"I think it's a great change. It keeps the competition very competitive. When I look at the list of teams in the qualifying rounds, I see a lot of great teams that need to work hard to get in and it keeps the competition up."
You’re coming off a great ULEB Cup season, in which you averaged 14.7 points on 42.9% three-point shooting. At age 26, do you feel that you are right in the prime of your career?
"This is certainly not the prime of my career. For me I'm just getting started. Being in Hapoel for three years helped me out tremendously. I got here the experience that I need and learned a lot of things, but I believe I can still play better and reach higher places than we have here in Hapoel. There are a lot of years on my body."
You helped Hapoel Jerusalem to win the Israeli Cup in the past two seasons. Hapoel Holon won the Israeli League while Bnei Hasharon is already in the Eurocup regular season. Do you think that the overall level of Israeli basketball has grown in recent seasons?
"The league is tough every season. I played one season in the Israeli League before arriving to Hapoel, so I know it well. You got your top teams as always in Maccabi, Bnei Hasharon and obviously us. Teams like Haifa and Ashkelon are good teams. I think on any given night teams can beat anybody. On paper it's one thing, but when you take the game to the court, anything can occur. In every season I spent here there were a lot of good players."
This is your third season in Hapoel. Do you feel your part in the team is more of a leader? What's the difference from your first season with the club?

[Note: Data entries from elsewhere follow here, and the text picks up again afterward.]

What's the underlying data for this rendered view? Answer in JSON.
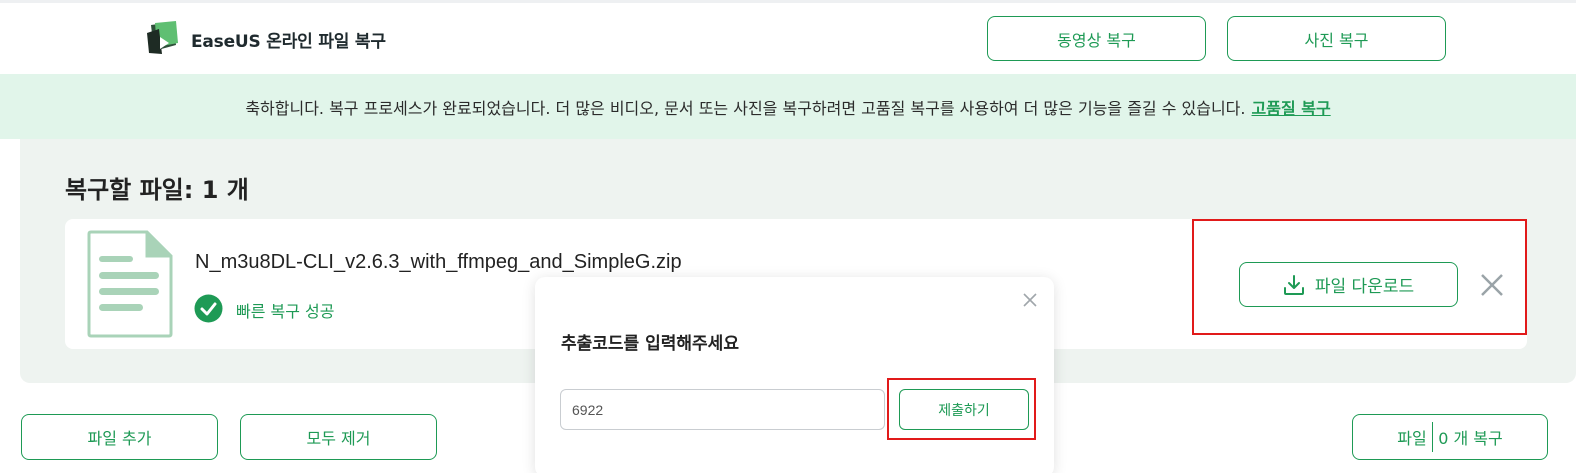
{
  "header": {
    "brand": "EaseUS 온라인 파일 복구",
    "nav": {
      "video_label": "동영상 복구",
      "photo_label": "사진 복구"
    }
  },
  "banner": {
    "message": "축하합니다. 복구 프로세스가 완료되었습니다. 더 많은 비디오, 문서 또는 사진을 복구하려면 고품질 복구를 사용하여 더 많은 기능을 즐길 수 있습니다.",
    "link_label": "고품질 복구"
  },
  "files": {
    "title": "복구할 파일: 1 개",
    "item": {
      "name": "N_m3u8DL-CLI_v2.6.3_with_ffmpeg_and_SimpleG.zip",
      "status": "빠른 복구 성공",
      "download_label": "파일 다운로드",
      "remove_icon": "close-icon"
    }
  },
  "footer": {
    "add_label": "파일 추가",
    "remove_all_label": "모두 제거",
    "recover_prefix": "파일",
    "recover_suffix": "0 개 복구"
  },
  "modal": {
    "title": "추출코드를 입력해주세요",
    "input_value": "6922",
    "submit_label": "제출하기"
  },
  "colors": {
    "accent": "#1e9a55",
    "banner_bg": "#e1f5ea",
    "highlight": "#e11a1a"
  }
}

"I arrived to this season more experienced. I never play with an ego. I let things come to me. Last season my role was a little bit bigger than in the first season, but the spotlight was more on Jaime Arnold in a way. This year it's different. Coach Guy Goodes asked me to be as aggressive as possible, and that's the way I like to play. With the new foreigners I showed them a little around in the first days but once my family moved to Jerusalem I spend most of my time with them."
Last but not least, what are your personal goals this season and how far can Hapoel go in all competitions?
"I never have personal goals, it's always team goals. I want to win the Israeli Cup once more, but what I really want is to take the championship. In my first season with Hapoel we were so close to winning it, and came only 2 seconds from that title. Last year we didn't make it there, so we kind of tasted from both worlds. A lot of people are sleeping on us because we don't have big names, but we have guys that want to prove something, and play hard. In the Eurocup, we first of all want to qualify for the regular season and to leave Unics behind. Once we do that, we’ll take it from there. Before that we have a task."